NASA scientist and U.S citizen Sidd Bikkannavar flew back into the United States on January 30th, 2017 and was detained by U.S customs and border patrol agents. Mr. Bikkannavar was detained upon his arrival at the Houston airport by agents who stated the reason for the detention was to ensure that he was not bringing anything dangerous into the country. However the agents never searched Mr. Bikkannavar’s luggage. Instead he was handed a document entitled “Inspection of Electronic Devices” and asked for his cell phone and cell phone password.
Mr. Bikkannavar was reluctant to hand over the phone because as it belonged to his employer, the NASA Jet Propulsion Laboratories. However, agents insisted on access to the phone and password, and eventually Mr. Bikkannavar gave an agent both. The agent then left the room with the device. Mr. Bikkannavar has no idea what the agent did with the phone outside of his presence, but in a Tweet last week confirmed that JPL is running digital forensics on the phone to try and determine what may have been taken—or left—on the phone.
Continue reading “Last Week in Tech Policy: #45 Inspection of Electronic Devices and Passwords”
(by Andrew Manley, Colorado Law 2L)
Recently, more and more Americans are intent on “cutting the cord”—dropping traditional cable and satellite TV services for internet-based streaming services. The growing availability of internet streaming services that provide linear streams of content is making cutting the cord more accessible and more affordable. Services like Sony’s Playstation Vue and Dish Network’s Sling TV offer subscribers streaming video service over the internet that resembles cable service in many ways, and even provide local content streams in certain markets. AT&T and DirecTV have a similar service in the works. However, these services do not fit neatly into the FCC’s regulatory regime for Multichannel Video Programming Distributors (MVPDs). Three specific cases have exposed the gaps in regulatory coverage for internet protocol based linear video services: Sky Angel, ivi, and Aereo.
Continue reading “Last Week in Tech Policy #44: Streaming Killed the Video Star”
(By Lindsay Bombalski, PhD, Colorado Law 2L)
For those not involved in the publication of scientific papers, it may come as a surprise that once a new scientific finding is published in a scientific journal it often becomes the intellectual property of that journal. Access to the article describing the finding is usually available in three ways:
- By purchasing an individual or institutional license through the journal;
- Purchasing individual articles after reading the abstract through various search engines; or
- Finding the article in a version of the publication that is open-access.
Individual licenses often run around $500/annually for access to up to 250 articles in up to 25 journals with the purchase of a scientific membership—for example, though the American Chemical Society.
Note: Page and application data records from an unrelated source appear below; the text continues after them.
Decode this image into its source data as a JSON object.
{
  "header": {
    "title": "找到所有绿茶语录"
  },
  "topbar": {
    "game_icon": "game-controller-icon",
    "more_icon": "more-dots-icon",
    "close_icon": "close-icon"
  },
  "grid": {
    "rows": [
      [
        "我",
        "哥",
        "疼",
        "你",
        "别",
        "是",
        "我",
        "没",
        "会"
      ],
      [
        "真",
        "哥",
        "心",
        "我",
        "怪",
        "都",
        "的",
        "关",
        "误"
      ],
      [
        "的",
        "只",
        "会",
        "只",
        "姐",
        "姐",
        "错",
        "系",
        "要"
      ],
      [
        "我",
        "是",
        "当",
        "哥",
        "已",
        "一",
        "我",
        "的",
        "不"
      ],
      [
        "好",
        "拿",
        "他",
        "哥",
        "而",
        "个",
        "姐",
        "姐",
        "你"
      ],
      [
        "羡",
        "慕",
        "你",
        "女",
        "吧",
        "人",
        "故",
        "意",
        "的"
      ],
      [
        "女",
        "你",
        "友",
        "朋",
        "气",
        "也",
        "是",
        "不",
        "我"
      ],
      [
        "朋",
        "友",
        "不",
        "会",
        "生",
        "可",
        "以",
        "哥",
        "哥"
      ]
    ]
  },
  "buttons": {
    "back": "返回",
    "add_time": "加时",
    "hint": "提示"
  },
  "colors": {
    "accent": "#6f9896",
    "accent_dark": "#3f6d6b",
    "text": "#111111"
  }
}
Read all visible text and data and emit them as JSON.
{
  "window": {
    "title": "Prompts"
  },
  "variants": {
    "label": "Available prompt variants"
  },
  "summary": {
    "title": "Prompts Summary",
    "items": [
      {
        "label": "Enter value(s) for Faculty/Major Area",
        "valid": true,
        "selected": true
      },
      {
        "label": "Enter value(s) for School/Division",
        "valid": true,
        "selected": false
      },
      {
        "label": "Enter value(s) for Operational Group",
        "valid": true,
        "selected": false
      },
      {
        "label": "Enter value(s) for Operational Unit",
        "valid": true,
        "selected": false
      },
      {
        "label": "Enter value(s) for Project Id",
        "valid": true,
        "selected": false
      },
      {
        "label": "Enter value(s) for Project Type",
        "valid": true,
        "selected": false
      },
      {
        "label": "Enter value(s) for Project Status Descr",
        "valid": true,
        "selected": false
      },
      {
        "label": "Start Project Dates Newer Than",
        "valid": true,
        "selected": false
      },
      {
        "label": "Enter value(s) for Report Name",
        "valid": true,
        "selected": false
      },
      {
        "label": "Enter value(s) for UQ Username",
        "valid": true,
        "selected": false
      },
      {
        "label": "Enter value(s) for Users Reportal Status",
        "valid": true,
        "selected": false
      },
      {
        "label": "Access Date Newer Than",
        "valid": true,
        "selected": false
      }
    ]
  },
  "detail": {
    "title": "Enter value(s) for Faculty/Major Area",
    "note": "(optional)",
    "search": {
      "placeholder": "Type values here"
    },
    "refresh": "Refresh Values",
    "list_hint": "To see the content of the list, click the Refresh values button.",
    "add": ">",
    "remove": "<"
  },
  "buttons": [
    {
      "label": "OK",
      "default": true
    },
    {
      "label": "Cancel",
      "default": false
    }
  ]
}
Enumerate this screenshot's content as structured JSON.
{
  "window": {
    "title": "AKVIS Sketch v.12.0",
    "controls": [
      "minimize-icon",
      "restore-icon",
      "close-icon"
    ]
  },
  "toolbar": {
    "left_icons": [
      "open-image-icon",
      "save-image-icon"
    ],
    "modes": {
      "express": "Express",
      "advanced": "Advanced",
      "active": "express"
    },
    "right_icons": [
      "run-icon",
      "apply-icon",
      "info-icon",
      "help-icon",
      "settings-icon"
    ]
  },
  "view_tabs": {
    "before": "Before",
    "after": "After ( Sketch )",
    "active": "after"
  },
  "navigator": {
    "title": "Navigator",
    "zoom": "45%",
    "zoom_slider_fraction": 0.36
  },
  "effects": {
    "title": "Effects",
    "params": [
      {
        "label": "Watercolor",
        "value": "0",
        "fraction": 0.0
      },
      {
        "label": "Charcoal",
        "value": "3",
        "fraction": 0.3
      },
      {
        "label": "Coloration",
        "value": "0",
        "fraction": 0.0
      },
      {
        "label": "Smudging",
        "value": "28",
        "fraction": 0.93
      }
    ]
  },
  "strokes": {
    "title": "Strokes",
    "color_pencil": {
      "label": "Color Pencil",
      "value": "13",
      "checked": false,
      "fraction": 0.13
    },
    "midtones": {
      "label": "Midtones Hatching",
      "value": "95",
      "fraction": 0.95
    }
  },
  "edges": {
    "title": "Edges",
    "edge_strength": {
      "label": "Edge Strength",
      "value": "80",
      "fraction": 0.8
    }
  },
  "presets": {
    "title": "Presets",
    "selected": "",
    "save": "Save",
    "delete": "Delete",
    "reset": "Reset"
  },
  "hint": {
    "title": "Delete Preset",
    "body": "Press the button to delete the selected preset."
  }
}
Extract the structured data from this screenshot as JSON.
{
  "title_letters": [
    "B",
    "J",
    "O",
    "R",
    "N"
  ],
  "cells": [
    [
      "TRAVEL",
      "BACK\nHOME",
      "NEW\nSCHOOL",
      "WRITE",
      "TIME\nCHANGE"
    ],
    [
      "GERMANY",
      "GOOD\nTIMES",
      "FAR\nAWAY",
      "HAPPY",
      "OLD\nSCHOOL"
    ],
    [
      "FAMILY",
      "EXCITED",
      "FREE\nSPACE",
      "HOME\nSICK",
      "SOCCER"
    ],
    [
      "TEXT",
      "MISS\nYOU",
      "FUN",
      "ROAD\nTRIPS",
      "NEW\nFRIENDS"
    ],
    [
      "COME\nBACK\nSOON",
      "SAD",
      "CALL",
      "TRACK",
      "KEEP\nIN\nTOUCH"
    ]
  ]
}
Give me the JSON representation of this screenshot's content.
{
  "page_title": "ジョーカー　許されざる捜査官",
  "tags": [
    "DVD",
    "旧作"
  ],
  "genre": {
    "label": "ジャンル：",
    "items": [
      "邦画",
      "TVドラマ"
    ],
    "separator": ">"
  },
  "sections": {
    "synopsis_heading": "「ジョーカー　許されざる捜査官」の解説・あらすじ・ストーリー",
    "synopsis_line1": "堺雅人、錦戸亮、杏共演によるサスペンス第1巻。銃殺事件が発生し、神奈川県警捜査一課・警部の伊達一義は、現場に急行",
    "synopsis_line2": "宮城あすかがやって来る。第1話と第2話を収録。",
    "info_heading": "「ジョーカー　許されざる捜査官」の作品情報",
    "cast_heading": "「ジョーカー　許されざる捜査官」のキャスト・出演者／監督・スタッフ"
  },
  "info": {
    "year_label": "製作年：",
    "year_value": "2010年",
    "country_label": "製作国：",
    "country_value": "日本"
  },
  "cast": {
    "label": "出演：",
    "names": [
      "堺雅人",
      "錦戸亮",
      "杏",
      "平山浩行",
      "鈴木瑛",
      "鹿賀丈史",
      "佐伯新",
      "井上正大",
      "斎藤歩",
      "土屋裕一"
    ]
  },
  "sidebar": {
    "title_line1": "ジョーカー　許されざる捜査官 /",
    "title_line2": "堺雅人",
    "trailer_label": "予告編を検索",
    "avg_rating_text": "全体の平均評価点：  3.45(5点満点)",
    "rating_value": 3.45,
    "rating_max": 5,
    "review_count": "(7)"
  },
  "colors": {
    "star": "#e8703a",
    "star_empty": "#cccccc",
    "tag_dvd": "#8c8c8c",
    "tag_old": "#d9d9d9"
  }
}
Institutional agreements can run as high as $25,000 per journal. Alternatively, individual articles can be purchased for $32-$60.
For a student researcher at a university that does not receive funding for journal subscriptions, this means a paper with a reference list of 30 citations from the same journal could require on the order of $600 in subscriptions or $960 in individual payments in order to pass a peer-reviewer in the examination prior to publication. For real articles, the cost can be even higher because many more articles need to be accessed to develop the science in a new article. These figures make clear that the cost of scientific literature research—on top of the cost of materials, chemicals, equipment, and measurements devices makes scientific research—can be out of reach.
A new web site called Sci-Hub was created to lower the cost of educational scientific materials. Sci-Hub, in turn, has raised significant debate about open access to scientific materials and related intellectual property issues.
Continue reading “Last Week in Tech Policy #43: The Educational Materials Copyright Debate”